This year, The Lawyer’s annual ranking of the largest UK law firms by turnover is available as an interactive, digital benchmarking tool. For the first time this will allow you to manipulate each data set against the metrics of your choice.
THE DOOR is not yet closed on the Alsop Wilkinson-Turner Kenneth Brown merger proposal. But there are no further talks planned between the two firms to discuss the matter.
Alsop managing partner Roger Lane-Smith says: "If TKB came back to us with a new proposal, we would look at it."
However, TKB marketing partner Rhidian Jones says: "We are not looking for a merger. We have just had the highest August billing for many years. We learnt a lot from our talks with Alsop Wilkinson. We would not rule out any proposal, but we are not looking to reactivate the process."

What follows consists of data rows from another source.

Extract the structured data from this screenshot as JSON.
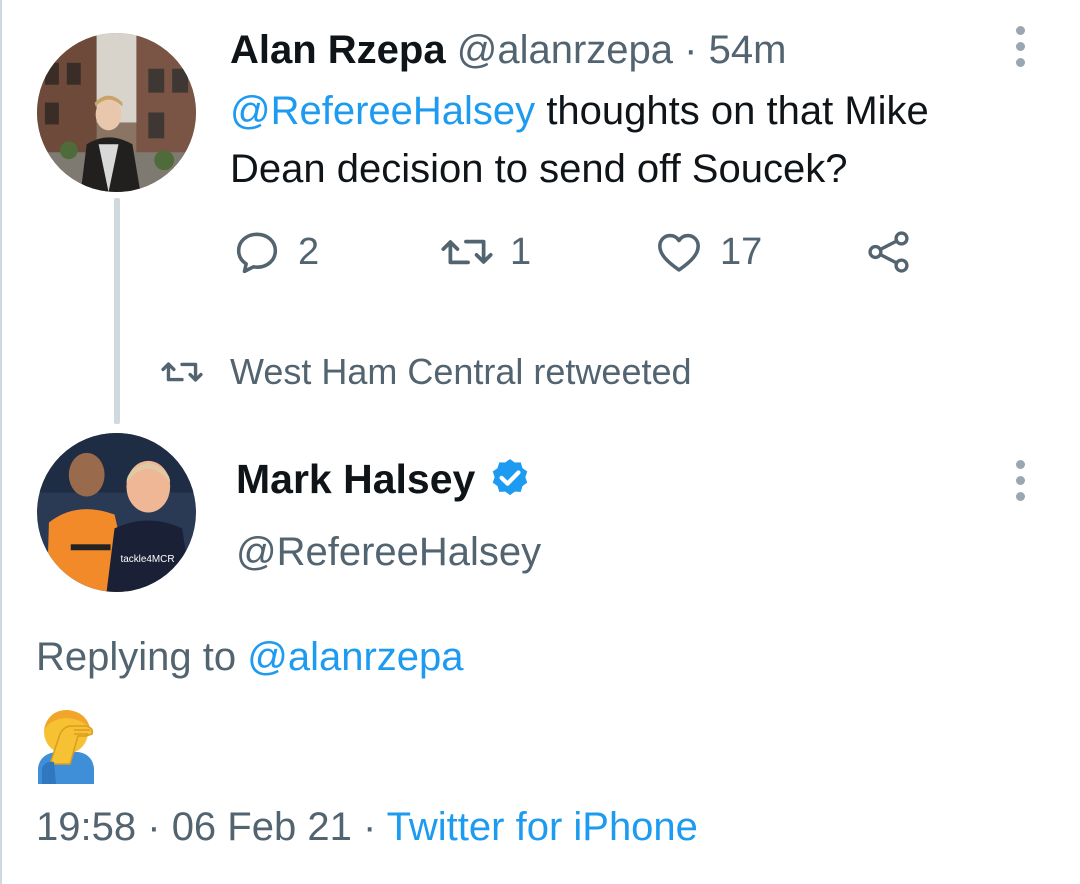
{
  "tweet": {
    "author_name": "Alan Rzepa",
    "author_handle": "@alanrzepa",
    "separator": "·",
    "time_ago": "54m",
    "mention": "@RefereeHalsey",
    "text": "thoughts on that Mike Dean decision to send off Soucek?",
    "actions": {
      "reply_count": "2",
      "retweet_count": "1",
      "like_count": "17"
    }
  },
  "retweet_notice": "West Ham Central retweeted",
  "reply": {
    "author_name": "Mark Halsey",
    "author_handle": "@RefereeHalsey",
    "verified": true,
    "replying_prefix": "Replying to",
    "replying_handle": "@alanrzepa",
    "content_emoji": "woman-facepalming",
    "time": "19:58",
    "date": "06 Feb 21",
    "separator": "·",
    "source": "Twitter for iPhone"
  },
  "colors": {
    "link": "#1d9bf0",
    "secondary_text": "#536471",
    "primary_text": "#0f1419",
    "thread_line": "#cfd9de"
  }
}
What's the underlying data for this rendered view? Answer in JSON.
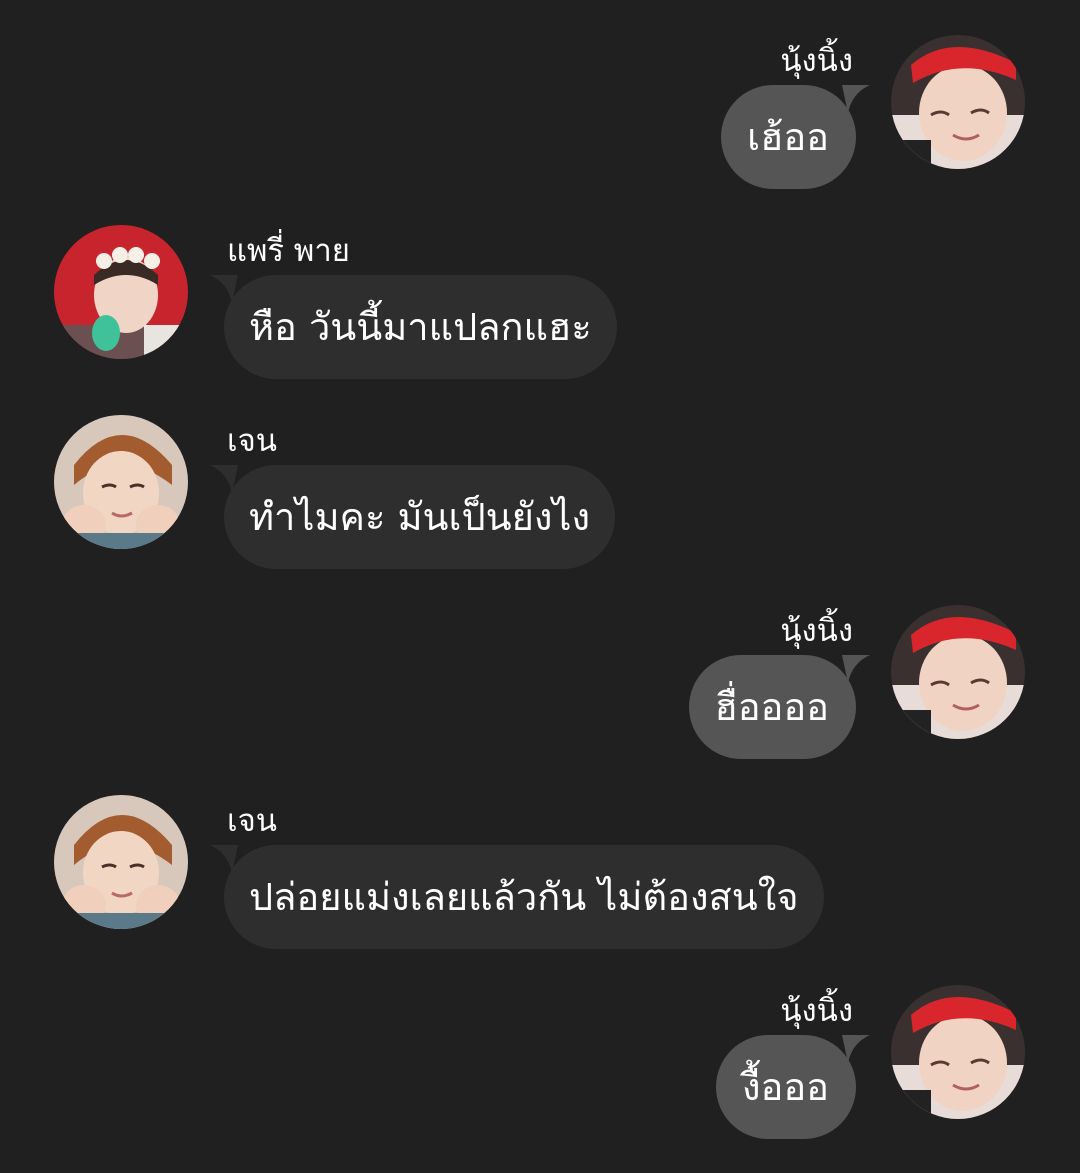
{
  "colors": {
    "background": "#202020",
    "incoming_bubble": "#2e2e2e",
    "outgoing_bubble": "#555555",
    "text": "#ffffff"
  },
  "messages": [
    {
      "sender": "นุ้งนิ้ง",
      "text": "เฮ้ออ",
      "direction": "outgoing",
      "avatar": "avatar-red-bandana"
    },
    {
      "sender": "แพรี่ พาย",
      "text": "หือ วันนี้มาแปลกแฮะ",
      "direction": "incoming",
      "avatar": "avatar-flower-crown"
    },
    {
      "sender": "เจน",
      "text": "ทำไมคะ มันเป็นยังไง",
      "direction": "incoming",
      "avatar": "avatar-hands-on-cheeks"
    },
    {
      "sender": "นุ้งนิ้ง",
      "text": "ฮื่ออออ",
      "direction": "outgoing",
      "avatar": "avatar-red-bandana"
    },
    {
      "sender": "เจน",
      "text": "ปล่อยแม่งเลยแล้วกัน ไม่ต้องสนใจ",
      "direction": "incoming",
      "avatar": "avatar-hands-on-cheeks"
    },
    {
      "sender": "นุ้งนิ้ง",
      "text": "งื้อออ",
      "direction": "outgoing",
      "avatar": "avatar-red-bandana"
    }
  ]
}
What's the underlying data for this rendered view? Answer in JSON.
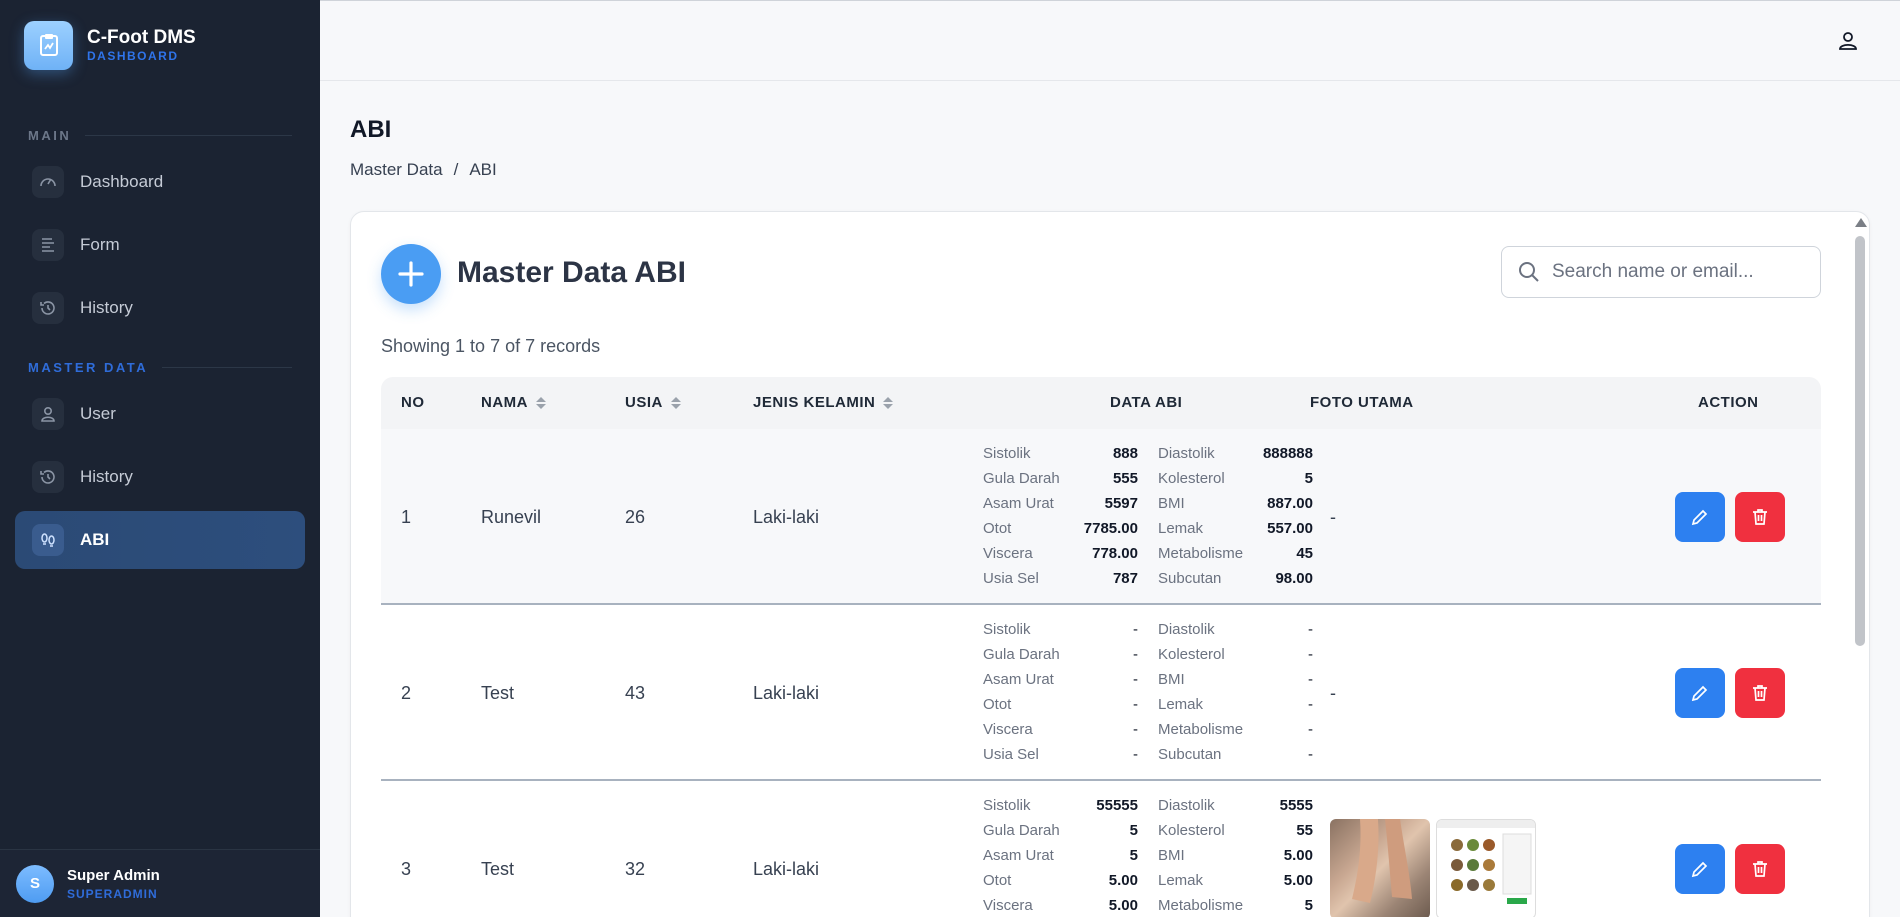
{
  "brand": {
    "title": "C-Foot DMS",
    "subtitle": "DASHBOARD"
  },
  "sidebar": {
    "main_label": "MAIN",
    "master_label": "MASTER DATA",
    "items": [
      {
        "label": "Dashboard",
        "icon": "gauge-icon"
      },
      {
        "label": "Form",
        "icon": "form-icon"
      },
      {
        "label": "History",
        "icon": "history-icon"
      },
      {
        "label": "User",
        "icon": "user-icon"
      },
      {
        "label": "History",
        "icon": "history-icon"
      },
      {
        "label": "ABI",
        "icon": "footprints-icon"
      }
    ]
  },
  "user": {
    "initial": "S",
    "name": "Super Admin",
    "role": "SUPERADMIN"
  },
  "page": {
    "title": "ABI",
    "breadcrumb": [
      "Master Data",
      "/",
      "ABI"
    ]
  },
  "card": {
    "title": "Master Data ABI",
    "search_placeholder": "Search name or email...",
    "records_info": "Showing 1 to 7 of 7 records"
  },
  "table": {
    "headers": [
      "NO",
      "NAMA",
      "USIA",
      "JENIS KELAMIN",
      "DATA ABI",
      "FOTO UTAMA",
      "ACTION"
    ],
    "rows": [
      {
        "no": "1",
        "nama": "Runevil",
        "usia": "26",
        "jk": "Laki-laki",
        "abi": [
          [
            "Sistolik",
            "888",
            "Diastolik",
            "888888"
          ],
          [
            "Gula Darah",
            "555",
            "Kolesterol",
            "5"
          ],
          [
            "Asam Urat",
            "5597",
            "BMI",
            "887.00"
          ],
          [
            "Otot",
            "7785.00",
            "Lemak",
            "557.00"
          ],
          [
            "Viscera",
            "778.00",
            "Metabolisme",
            "45"
          ],
          [
            "Usia Sel",
            "787",
            "Subcutan",
            "98.00"
          ]
        ],
        "foto": "-"
      },
      {
        "no": "2",
        "nama": "Test",
        "usia": "43",
        "jk": "Laki-laki",
        "abi": [
          [
            "Sistolik",
            "-",
            "Diastolik",
            "-"
          ],
          [
            "Gula Darah",
            "-",
            "Kolesterol",
            "-"
          ],
          [
            "Asam Urat",
            "-",
            "BMI",
            "-"
          ],
          [
            "Otot",
            "-",
            "Lemak",
            "-"
          ],
          [
            "Viscera",
            "-",
            "Metabolisme",
            "-"
          ],
          [
            "Usia Sel",
            "-",
            "Subcutan",
            "-"
          ]
        ],
        "foto": "-"
      },
      {
        "no": "3",
        "nama": "Test",
        "usia": "32",
        "jk": "Laki-laki",
        "abi": [
          [
            "Sistolik",
            "55555",
            "Diastolik",
            "5555"
          ],
          [
            "Gula Darah",
            "5",
            "Kolesterol",
            "55"
          ],
          [
            "Asam Urat",
            "5",
            "BMI",
            "5.00"
          ],
          [
            "Otot",
            "5.00",
            "Lemak",
            "5.00"
          ],
          [
            "Viscera",
            "5.00",
            "Metabolisme",
            "5"
          ]
        ],
        "foto": ""
      }
    ]
  },
  "colors": {
    "sidebar_bg": "#1b2332",
    "accent": "#4a9df3",
    "edit": "#2d80f0",
    "delete": "#f0303f"
  }
}
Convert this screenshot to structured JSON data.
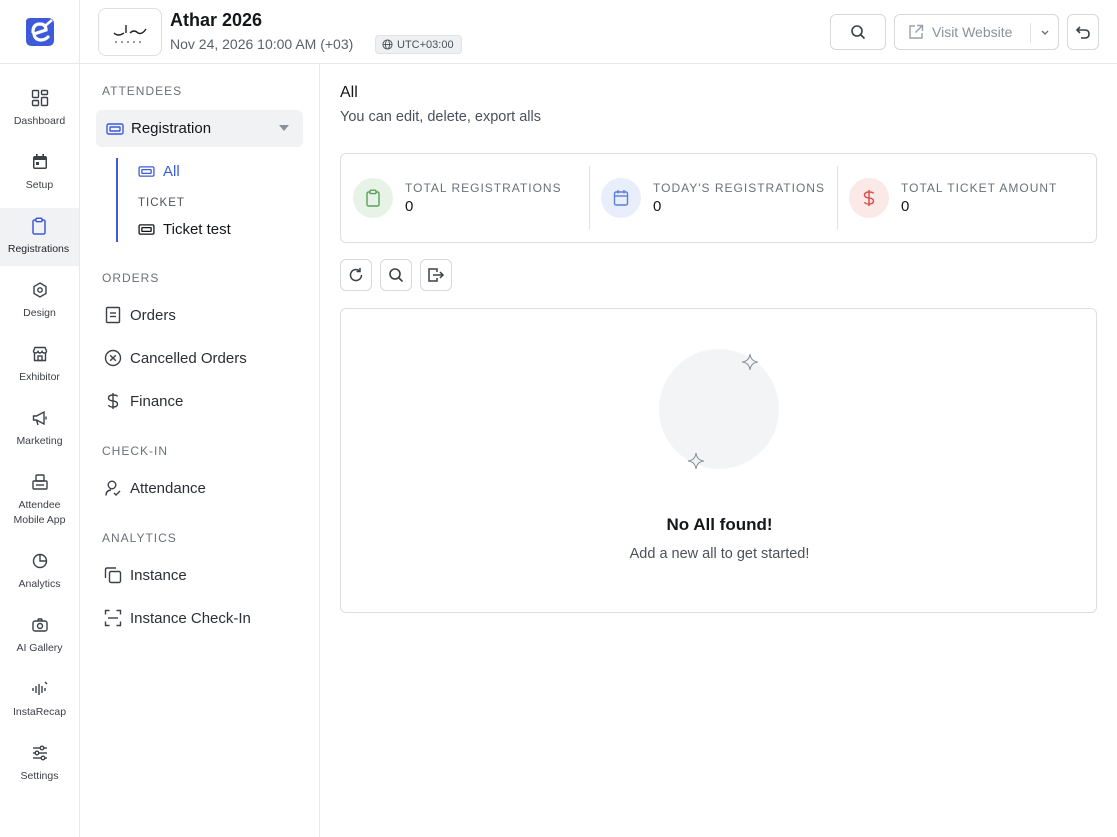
{
  "rail": {
    "items": [
      {
        "label": "Dashboard",
        "icon": "dashboard-icon"
      },
      {
        "label": "Setup",
        "icon": "calendar-icon"
      },
      {
        "label": "Registrations",
        "icon": "clipboard-icon",
        "active": true
      },
      {
        "label": "Design",
        "icon": "design-icon"
      },
      {
        "label": "Exhibitor",
        "icon": "store-icon"
      },
      {
        "label": "Marketing",
        "icon": "megaphone-icon"
      },
      {
        "label": "Attendee Mobile App",
        "icon": "mobile-app-icon"
      },
      {
        "label": "Analytics",
        "icon": "pie-chart-icon"
      },
      {
        "label": "AI Gallery",
        "icon": "camera-icon"
      },
      {
        "label": "InstaRecap",
        "icon": "audio-wave-icon"
      },
      {
        "label": "Settings",
        "icon": "sliders-icon"
      }
    ]
  },
  "header": {
    "title": "Athar 2026",
    "date": "Nov 24, 2026 10:00 AM (+03)",
    "timezone": "UTC+03:00",
    "visit_label": "Visit Website"
  },
  "subnav": {
    "attendees_title": "ATTENDEES",
    "registration_label": "Registration",
    "all_label": "All",
    "ticket_title": "TICKET",
    "ticket_label": "Ticket test",
    "orders_title": "ORDERS",
    "orders_label": "Orders",
    "cancelled_label": "Cancelled Orders",
    "finance_label": "Finance",
    "checkin_title": "CHECK-IN",
    "attendance_label": "Attendance",
    "analytics_title": "ANALYTICS",
    "instance_label": "Instance",
    "instance_checkin_label": "Instance Check-In"
  },
  "main": {
    "title": "All",
    "subtitle": "You can edit, delete, export alls",
    "stats": [
      {
        "label": "TOTAL REGISTRATIONS",
        "value": "0",
        "color": "#5aa05a"
      },
      {
        "label": "TODAY'S REGISTRATIONS",
        "value": "0",
        "color": "#5b7fd6"
      },
      {
        "label": "TOTAL TICKET AMOUNT",
        "value": "0",
        "color": "#d9534f"
      }
    ],
    "empty_title": "No All found!",
    "empty_subtitle": "Add a new all to get started!"
  },
  "colors": {
    "brand": "#3d5bd9",
    "active_bg": "#f1f2f4"
  }
}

The merger proposal was so close to fruition that a press conference had been called to announce it. But the deal was called off 24 hours before it was due to be unveiled to the profession.
TKB restructured during and after the merger talks after advice from Alsops on what aspects of its business would not be required in a merged firm.
Lane-Smith says: "The merger was very close to completion. The whole thing just went on too long. Each time we looked close to reaching agreement, something else would come up and there would be another delay. In the end we just drew a halt to the proceedings.
"But there was nothing personal, and no one stumbling block to the deal."
Lane-Smith adds: "We are talking to people. We are still in expansion mode."
The firm aims to expand in several departments to compensate for declining insolvency work.